Instructure Eyes Adaptive Personalized Learning, But CEO Dan Goldsmith Says They’ll Follow Their Community’s Lead
By Henry Kronk
July 11, 2019
Over the course of the three days at InstructureCon 2019, the makers of the Canvas learning management system (LMS) delivered a ‘state of the platform.’ Upper management discussed numerous new features, recent acquisitions, and described their outlook going forward. Many attendees, however, were interested to hear more about rumblings of the company’s expanded data analytics, AI capabilities, and predictive modeling, which have been developed in a working project known as DIG. The effort was announced at the last earnings call. eLearning Inside sat down with Instructure CEO Dan Goldsmith for comment.
Goldsmith began by describing how Instructure’s general strategy is to listen to its stakeholders and education community, and respond accordingly.
“We view our organization as as supporting player.”
“One of the themes we have talked about this conference is the connection between the core of teaching and learning and the operations of simplifying teaching and learning extending to student success,” Goldsmith said. “One of the interesting elements of student success is it being individualized. With adaptive and personalized learning, I think it’s inevitable that we, as an educational community, need to think about ways of driving personalized learning and personalized growth experiences.
“We’re seeing that across the board in how colleges award admittance to their organizations. We see it as individuals move into the professional world and take on careers. We’re seeing more personalization throughout grade school as well. In terms of Instructure, we view our organization as a supporting player in the move toward that personalized journey.”
Instructure already has powerful analytic capabilities. The question the company is currently looking to answer is if and how to use that data with the student experience.
The company has not yet spoken explicitly about DIG, and how it may be put to use. In the investor call, Goldsmith merely said that DIG is a platform “based upon machine learning and artificial intelligence” that could deliver “new insights and predictive modeling.”

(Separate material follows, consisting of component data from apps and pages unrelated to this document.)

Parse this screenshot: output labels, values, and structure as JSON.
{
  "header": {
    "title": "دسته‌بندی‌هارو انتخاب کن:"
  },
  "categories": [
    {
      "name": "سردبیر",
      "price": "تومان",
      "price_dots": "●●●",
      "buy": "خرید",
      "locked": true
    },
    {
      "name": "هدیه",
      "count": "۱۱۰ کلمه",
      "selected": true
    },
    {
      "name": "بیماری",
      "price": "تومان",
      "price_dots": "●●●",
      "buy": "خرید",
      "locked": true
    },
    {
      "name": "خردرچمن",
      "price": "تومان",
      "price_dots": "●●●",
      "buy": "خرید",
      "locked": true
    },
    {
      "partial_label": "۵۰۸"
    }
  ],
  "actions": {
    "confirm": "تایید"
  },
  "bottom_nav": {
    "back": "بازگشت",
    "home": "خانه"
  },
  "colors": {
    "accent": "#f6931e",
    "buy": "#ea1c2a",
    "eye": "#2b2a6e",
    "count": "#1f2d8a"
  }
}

Instructure Is Developing DIG, But A Few Details Remain Unknown
But during the interview, Goldsmith never walked away from the potential of employing adaptive, personalized learning. He viewed it as a feature that may well become a reality across the board.
He also spoke about its potential to aid learners.
“I attended an education conference a few months ago,” Goldsmith said. “The theme was very much about remediating the skills gap and creating more of this idea of, ‘How do we produce individuals that are more prepared to take on jobs in the marketplace?’
“But the general tone of the way they were thinking about it was ‘pushing skills into humans.’ It was almost this idea that there are these generic human vessels that we need to arm with skills based upon a job market. At Instructure, we think about it very differently. We think about it as understanding the individuals, their paths, their passions, and what their interests are.
“We are a piece in an ecosystem and, ultimately, the scaffolding that should be wrapped around an individual. I think that as we take on more of that mindset, it’s enabled by adaptive and individualized learning, and that will lead to individual success in that individual’s definition.”
There Will Not Be a Simple Opt-Out
Stakeholders have previously expressed concern regarding Canvas’ data collection practices, which are necessary to power an adaptive learning experience.
I’m not at InstCon this year (though I was last year; it was a ton of fun!), so I submitted questions for the Thursday engineering panel, and I am hoping to get answers: I’m very concerned about new Instructure emphasis on AI, data-mining, and algorithms: https://t.co/in9KUHWfjr pic.twitter.com/6OXVzUxOS5
— Laura Gibbs (@OnlineCrsLady) July 8, 2019
Goldsmith is quick to point out that Instructure has no plans to sell their data. In a previous interview with EdSurge, however, he said that there would not be a simple option to turn off data collection on the platform, reasoning that “It doesn’t necessarily work that way, per se.”
Instructure did not provide further details on DIG, but has signaled that more news will be announced in the future.